Individuals who rated themselves as Hanabi specialists, which nearly all of gamers on this research did, extra usually gave up on the AI participant. Siu finds this regarding for AI builders, as a result of key customers of this expertise will doubtless be area specialists.
“To illustrate you prepare up a super-smart AI steering assistant for a missile protection situation. You are not handing it off to a trainee; you are handing it off to your specialists in your ships who’ve been doing this for 25 years. So, if there’s a sturdy skilled bias in opposition to it in gaming eventualities, it is doubtless going to indicate up in real-world ops,” he provides.
The researchers be aware that the AI used on this research wasn’t developed for human choice. However, that is a part of the issue—not many are. Like most collaborative AI fashions, this mannequin was designed to attain as excessive as potential, and its success has been benchmarked by its goal efficiency.
If researchers do not deal with the query of subjective human choice, “then we can’t create AI that people really need to use,” Allen says. “It is simpler to work on AI that improves a really clear quantity. It is a lot more durable to work on AI that works on this mushier world of human preferences.”
Fixing this more durable drawback is the aim of the MeRLin (Mission-Prepared Reinforcement Studying) venture, which this experiment was funded underneath in Lincoln Laboratory’s Expertise Workplace, in collaboration with the U.S. Air Drive Synthetic Intelligence Accelerator and the MIT Division of Electrical Engineering and Laptop Science. The venture is learning what has prevented collaborative AI expertise from leaping out of the sport house and into messier actuality.

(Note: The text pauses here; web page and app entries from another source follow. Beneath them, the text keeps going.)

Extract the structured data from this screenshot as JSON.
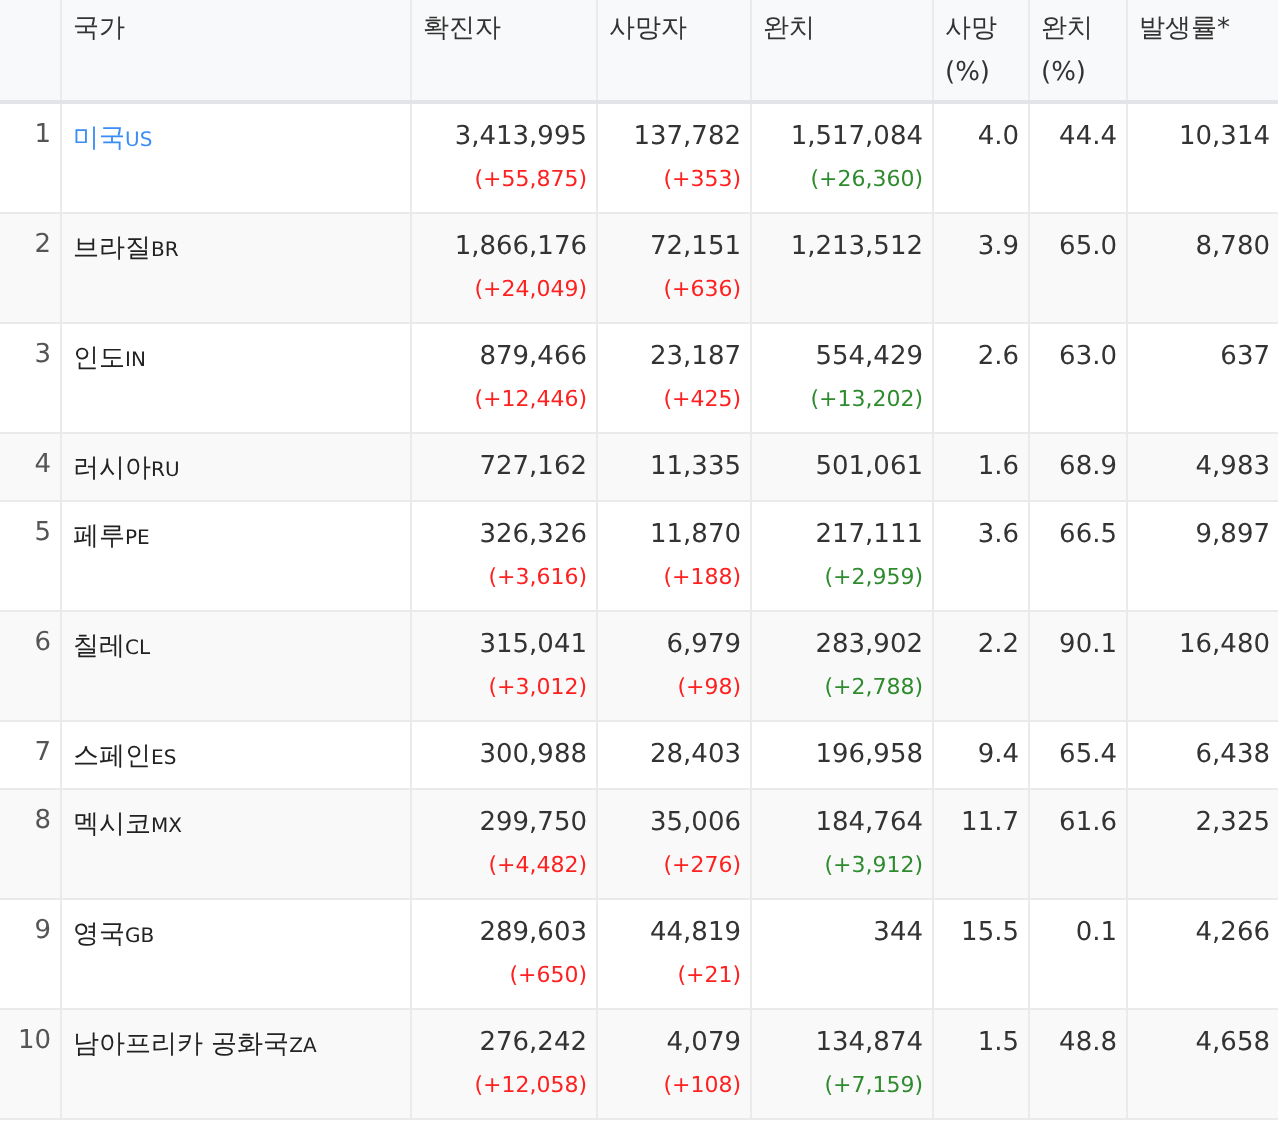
{
  "table": {
    "columns": [
      "국가",
      "확진자",
      "사망자",
      "완치",
      "사망 (%)",
      "완치 (%)",
      "발생률*"
    ],
    "rows": [
      {
        "rank": "1",
        "country": "미국",
        "code": "US",
        "linked": true,
        "confirmed": "3,413,995",
        "confirmed_delta": "(+55,875)",
        "deaths": "137,782",
        "deaths_delta": "(+353)",
        "recovered": "1,517,084",
        "recovered_delta": "(+26,360)",
        "death_rate": "4.0",
        "recovery_rate": "44.4",
        "incidence": "10,314"
      },
      {
        "rank": "2",
        "country": "브라질",
        "code": "BR",
        "linked": false,
        "confirmed": "1,866,176",
        "confirmed_delta": "(+24,049)",
        "deaths": "72,151",
        "deaths_delta": "(+636)",
        "recovered": "1,213,512",
        "death_rate": "3.9",
        "recovery_rate": "65.0",
        "incidence": "8,780"
      },
      {
        "rank": "3",
        "country": "인도",
        "code": "IN",
        "linked": false,
        "confirmed": "879,466",
        "confirmed_delta": "(+12,446)",
        "deaths": "23,187",
        "deaths_delta": "(+425)",
        "recovered": "554,429",
        "recovered_delta": "(+13,202)",
        "death_rate": "2.6",
        "recovery_rate": "63.0",
        "incidence": "637"
      },
      {
        "rank": "4",
        "country": "러시아",
        "code": "RU",
        "linked": false,
        "confirmed": "727,162",
        "deaths": "11,335",
        "recovered": "501,061",
        "death_rate": "1.6",
        "recovery_rate": "68.9",
        "incidence": "4,983"
      },
      {
        "rank": "5",
        "country": "페루",
        "code": "PE",
        "linked": false,
        "confirmed": "326,326",
        "confirmed_delta": "(+3,616)",
        "deaths": "11,870",
        "deaths_delta": "(+188)",
        "recovered": "217,111",
        "recovered_delta": "(+2,959)",
        "death_rate": "3.6",
        "recovery_rate": "66.5",
        "incidence": "9,897"
      },
      {
        "rank": "6",
        "country": "칠레",
        "code": "CL",
        "linked": false,
        "confirmed": "315,041",
        "confirmed_delta": "(+3,012)",
        "deaths": "6,979",
        "deaths_delta": "(+98)",
        "recovered": "283,902",
        "recovered_delta": "(+2,788)",
        "death_rate": "2.2",
        "recovery_rate": "90.1",
        "incidence": "16,480"
      },
      {
        "rank": "7",
        "country": "스페인",
        "code": "ES",
        "linked": false,
        "confirmed": "300,988",
        "deaths": "28,403",
        "recovered": "196,958",
        "death_rate": "9.4",
        "recovery_rate": "65.4",
        "incidence": "6,438"
      },
      {
        "rank": "8",
        "country": "멕시코",
        "code": "MX",
        "linked": false,
        "confirmed": "299,750",
        "confirmed_delta": "(+4,482)",
        "deaths": "35,006",
        "deaths_delta": "(+276)",
        "recovered": "184,764",
        "recovered_delta": "(+3,912)",
        "death_rate": "11.7",
        "recovery_rate": "61.6",
        "incidence": "2,325"
      },
      {
        "rank": "9",
        "country": "영국",
        "code": "GB",
        "linked": false,
        "confirmed": "289,603",
        "confirmed_delta": "(+650)",
        "deaths": "44,819",
        "deaths_delta": "(+21)",
        "recovered": "344",
        "death_rate": "15.5",
        "recovery_rate": "0.1",
        "incidence": "4,266"
      },
      {
        "rank": "10",
        "country": "남아프리카 공화국",
        "code": "ZA",
        "linked": false,
        "confirmed": "276,242",
        "confirmed_delta": "(+12,058)",
        "deaths": "4,079",
        "deaths_delta": "(+108)",
        "recovered": "134,874",
        "recovered_delta": "(+7,159)",
        "death_rate": "1.5",
        "recovery_rate": "48.8",
        "incidence": "4,658"
      }
    ]
  }
}
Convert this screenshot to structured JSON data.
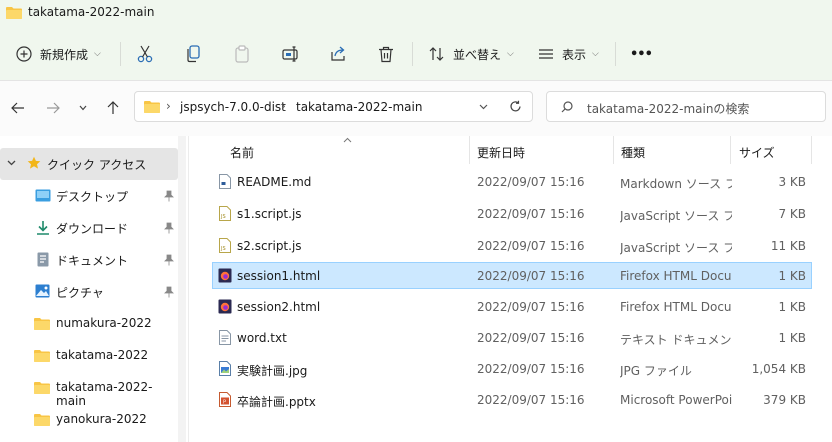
{
  "window": {
    "title": "takatama-2022-main"
  },
  "toolbar": {
    "new_label": "新規作成",
    "sort_label": "並べ替え",
    "view_label": "表示",
    "more_label": "•••"
  },
  "address": {
    "breadcrumb": [
      "jspsych-7.0.0-dist",
      "takatama-2022-main"
    ],
    "separator": "›"
  },
  "search": {
    "placeholder": "takatama-2022-mainの検索"
  },
  "sidebar": {
    "quick_access": "クイック アクセス",
    "items": [
      {
        "label": "デスクトップ",
        "icon": "desktop-icon",
        "pinned": true
      },
      {
        "label": "ダウンロード",
        "icon": "download-icon",
        "pinned": true
      },
      {
        "label": "ドキュメント",
        "icon": "document-icon",
        "pinned": true
      },
      {
        "label": "ピクチャ",
        "icon": "pictures-icon",
        "pinned": true
      },
      {
        "label": "numakura-2022",
        "icon": "folder-icon",
        "pinned": false
      },
      {
        "label": "takatama-2022",
        "icon": "folder-icon",
        "pinned": false
      },
      {
        "label": "takatama-2022-main",
        "icon": "folder-icon",
        "pinned": false
      },
      {
        "label": "yanokura-2022",
        "icon": "folder-icon",
        "pinned": false
      }
    ]
  },
  "columns": {
    "name": "名前",
    "date": "更新日時",
    "type": "種類",
    "size": "サイズ"
  },
  "files": [
    {
      "name": "README.md",
      "date": "2022/09/07 15:16",
      "type": "Markdown ソース ファイル",
      "size": "3 KB",
      "icon": "markdown-file-icon",
      "selected": false
    },
    {
      "name": "s1.script.js",
      "date": "2022/09/07 15:16",
      "type": "JavaScript ソース ファイル",
      "size": "7 KB",
      "icon": "js-file-icon",
      "selected": false
    },
    {
      "name": "s2.script.js",
      "date": "2022/09/07 15:16",
      "type": "JavaScript ソース ファイル",
      "size": "11 KB",
      "icon": "js-file-icon",
      "selected": false
    },
    {
      "name": "session1.html",
      "date": "2022/09/07 15:16",
      "type": "Firefox HTML Document",
      "size": "1 KB",
      "icon": "firefox-html-icon",
      "selected": true
    },
    {
      "name": "session2.html",
      "date": "2022/09/07 15:16",
      "type": "Firefox HTML Document",
      "size": "1 KB",
      "icon": "firefox-html-icon",
      "selected": false
    },
    {
      "name": "word.txt",
      "date": "2022/09/07 15:16",
      "type": "テキスト ドキュメント",
      "size": "1 KB",
      "icon": "text-file-icon",
      "selected": false
    },
    {
      "name": "実験計画.jpg",
      "date": "2022/09/07 15:16",
      "type": "JPG ファイル",
      "size": "1,054 KB",
      "icon": "image-file-icon",
      "selected": false
    },
    {
      "name": "卒論計画.pptx",
      "date": "2022/09/07 15:16",
      "type": "Microsoft PowerPoint",
      "size": "379 KB",
      "icon": "pptx-file-icon",
      "selected": false
    }
  ],
  "colors": {
    "accent": "#0067c0",
    "selection": "#cce8ff",
    "folder": "#f8c545",
    "toolbar_bg": "#f0f7ee"
  }
}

The researchers assume that the flexibility for the AI to elucidate its actions will engender belief. This would be the focus of their work for the following yr.
“You’ll be able to think about we rerun the experiment, however after the actual fact—and that is a lot simpler stated than executed—the human might ask, ‘Why did you try this transfer, I did not perceive it?’ If the AI might present some perception into what they thought was going to occur primarily based on their actions, then our speculation is that people would say, ‘Oh, bizarre mind-set about it, however I get it now,’ they usually’d belief it. Our outcomes would completely change, although we did not change the underlying decision-making of the AI,” Allen says.
Like a huddle after a sport, this type of change is commonly what helps people construct camaraderie and cooperation as a crew.
“Possibly it is also a staffing bias. Most AI groups haven’t got individuals who need to work on these squishy people and their delicate issues,” Siu provides, laughing. “It is individuals who need to do math and optimization. And that is the idea, however that is not sufficient.”
Mastering a sport resembling Hanabi between AI and people might open up a universe of potentialities for teaming intelligence sooner or later. However till researchers can shut the hole between how nicely an AI performs and the way a lot a human likes it, the expertise could nicely stay at machine versus human.
Hanabi: Fb AI steps as much as cooperative gameplay
Analysis of Human-AI Groups for Discovered and Rule-Primarily based Brokers in Hanabi, arXiv:2107.07630v2 [cs.AI] arxiv.org/abs/2107.07630
Synthetic intelligence is sensible, however does it play nicely with others? (2021, October 4)
retrieved 4 October 2021
This doc is topic to copyright. Other than any truthful dealing for the aim of personal research or analysis, no
half could also be reproduced with out the written permission. The content material is offered for info functions solely.